*ACTIVITY:* Please reproduce the following records exactly as they appear.

*Component data from apps and pages:*
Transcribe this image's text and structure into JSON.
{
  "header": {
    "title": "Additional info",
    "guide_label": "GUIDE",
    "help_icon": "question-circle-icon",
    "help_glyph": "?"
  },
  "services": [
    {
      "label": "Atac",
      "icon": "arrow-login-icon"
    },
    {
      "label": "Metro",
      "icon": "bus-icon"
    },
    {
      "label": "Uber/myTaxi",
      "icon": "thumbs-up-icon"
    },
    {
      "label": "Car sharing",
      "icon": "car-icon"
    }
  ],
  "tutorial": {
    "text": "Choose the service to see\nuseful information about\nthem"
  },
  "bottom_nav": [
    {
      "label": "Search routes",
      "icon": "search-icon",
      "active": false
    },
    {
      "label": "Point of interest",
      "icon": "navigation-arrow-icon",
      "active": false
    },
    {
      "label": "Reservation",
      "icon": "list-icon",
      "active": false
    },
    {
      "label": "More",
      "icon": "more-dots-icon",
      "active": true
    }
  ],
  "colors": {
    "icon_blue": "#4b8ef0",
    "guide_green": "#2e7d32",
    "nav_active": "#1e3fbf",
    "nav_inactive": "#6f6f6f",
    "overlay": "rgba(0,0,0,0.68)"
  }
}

*WRITTEN RESPONSE:*
Transcribe this image's text and structure into JSON.
{
  "header": {
    "title": "Additional info",
    "guide_label": "GUIDE",
    "help_icon": "question-circle-icon",
    "help_glyph": "?"
  },
  "services": [
    {
      "label": "Atac",
      "icon": "arrow-login-icon"
    },
    {
      "label": "Metro",
      "icon": "bus-icon"
    },
    {
      "label": "Uber/myTaxi",
      "icon": "thumbs-up-icon"
    },
    {
      "label": "Car sharing",
      "icon": "car-icon"
    }
  ],
  "tutorial": {
    "text": "Choose the service to see\nuseful information about\nthem"
  },
  "bottom_nav": [
    {
      "label": "Search routes",
      "icon": "search-icon",
      "active": false
    },
    {
      "label": "Point of interest",
      "icon": "navigation-arrow-icon",
      "active": false
    },
    {
      "label": "Reservation",
      "icon": "list-icon",
      "active": false
    },
    {
      "label": "More",
      "icon": "more-dots-icon",
      "active": true
    }
  ],
  "colors": {
    "icon_blue": "#4b8ef0",
    "guide_green": "#2e7d32",
    "nav_active": "#1e3fbf",
    "nav_inactive": "#6f6f6f",
    "overlay": "rgba(0,0,0,0.68)"
  }
}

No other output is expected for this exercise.